## What you will do
Show every line below where "外呼赔付" can be found.
──────── Input records ────────
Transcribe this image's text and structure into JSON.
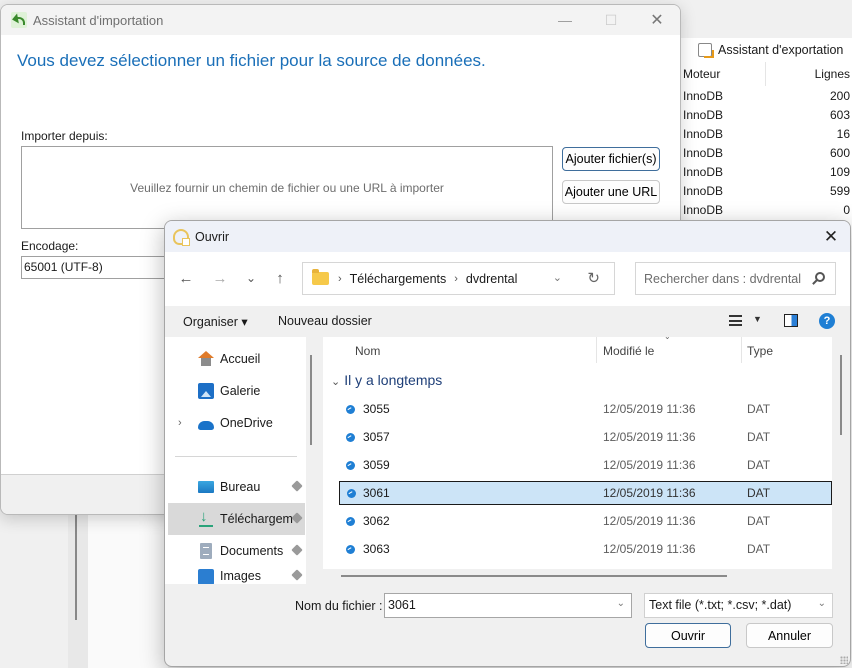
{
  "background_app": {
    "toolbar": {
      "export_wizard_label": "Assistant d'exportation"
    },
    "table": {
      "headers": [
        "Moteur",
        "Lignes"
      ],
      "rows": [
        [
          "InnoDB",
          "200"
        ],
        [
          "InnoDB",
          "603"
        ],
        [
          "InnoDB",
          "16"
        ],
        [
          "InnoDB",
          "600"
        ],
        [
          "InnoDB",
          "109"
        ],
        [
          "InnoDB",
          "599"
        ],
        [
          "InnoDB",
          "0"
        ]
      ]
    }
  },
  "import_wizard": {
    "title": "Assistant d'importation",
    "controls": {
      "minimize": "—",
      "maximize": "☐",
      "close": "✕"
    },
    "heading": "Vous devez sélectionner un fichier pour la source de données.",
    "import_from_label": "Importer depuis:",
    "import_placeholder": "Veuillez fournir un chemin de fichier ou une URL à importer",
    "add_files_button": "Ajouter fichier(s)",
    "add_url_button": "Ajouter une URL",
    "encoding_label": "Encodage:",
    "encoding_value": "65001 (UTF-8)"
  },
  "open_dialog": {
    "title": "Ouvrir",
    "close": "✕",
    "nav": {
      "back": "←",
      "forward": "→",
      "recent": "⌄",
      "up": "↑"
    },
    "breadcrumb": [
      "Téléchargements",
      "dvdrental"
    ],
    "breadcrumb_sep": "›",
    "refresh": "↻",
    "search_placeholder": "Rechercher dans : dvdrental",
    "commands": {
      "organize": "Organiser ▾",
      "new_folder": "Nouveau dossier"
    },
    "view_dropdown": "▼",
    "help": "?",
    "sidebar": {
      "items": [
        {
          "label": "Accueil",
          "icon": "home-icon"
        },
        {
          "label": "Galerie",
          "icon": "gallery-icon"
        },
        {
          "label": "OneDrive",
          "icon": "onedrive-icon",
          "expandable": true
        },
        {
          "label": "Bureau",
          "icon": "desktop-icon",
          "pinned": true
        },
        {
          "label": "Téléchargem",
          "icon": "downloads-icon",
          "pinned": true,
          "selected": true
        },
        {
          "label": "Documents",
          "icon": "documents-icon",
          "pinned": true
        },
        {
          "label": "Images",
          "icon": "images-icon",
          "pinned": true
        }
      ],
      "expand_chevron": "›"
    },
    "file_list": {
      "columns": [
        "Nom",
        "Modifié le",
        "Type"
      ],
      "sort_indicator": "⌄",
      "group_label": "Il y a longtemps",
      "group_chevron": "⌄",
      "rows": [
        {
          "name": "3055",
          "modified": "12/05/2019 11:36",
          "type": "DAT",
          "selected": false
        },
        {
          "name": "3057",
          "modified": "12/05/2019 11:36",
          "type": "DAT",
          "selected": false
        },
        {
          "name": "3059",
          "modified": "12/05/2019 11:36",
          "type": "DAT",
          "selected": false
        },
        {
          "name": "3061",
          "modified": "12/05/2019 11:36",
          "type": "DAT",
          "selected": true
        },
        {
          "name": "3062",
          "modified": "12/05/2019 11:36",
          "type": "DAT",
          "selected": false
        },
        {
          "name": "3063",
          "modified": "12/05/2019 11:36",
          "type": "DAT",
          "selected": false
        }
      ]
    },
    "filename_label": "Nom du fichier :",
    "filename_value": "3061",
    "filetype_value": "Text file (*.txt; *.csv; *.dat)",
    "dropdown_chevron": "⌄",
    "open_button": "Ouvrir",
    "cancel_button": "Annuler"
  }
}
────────
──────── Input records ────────
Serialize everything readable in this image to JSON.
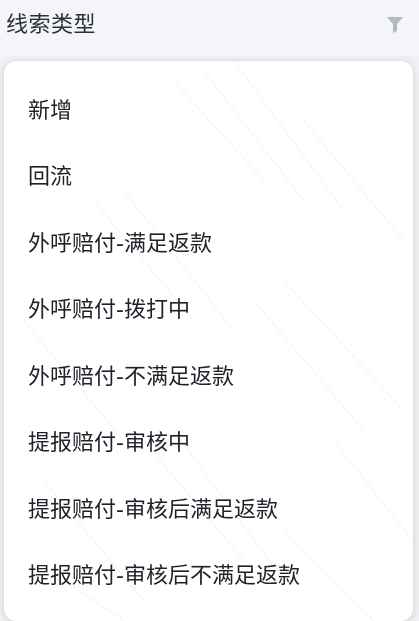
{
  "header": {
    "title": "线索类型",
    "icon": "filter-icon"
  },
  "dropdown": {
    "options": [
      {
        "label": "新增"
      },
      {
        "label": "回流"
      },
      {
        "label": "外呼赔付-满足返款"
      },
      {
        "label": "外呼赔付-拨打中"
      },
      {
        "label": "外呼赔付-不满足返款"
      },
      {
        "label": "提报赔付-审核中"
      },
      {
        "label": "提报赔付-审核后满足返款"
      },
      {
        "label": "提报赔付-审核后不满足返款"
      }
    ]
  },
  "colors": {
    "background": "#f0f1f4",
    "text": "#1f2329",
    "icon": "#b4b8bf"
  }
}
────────
## Exercise result
        "label": "外呼赔付-满足返款"
        "label": "外呼赔付-拨打中"
        "label": "外呼赔付-不满足返款"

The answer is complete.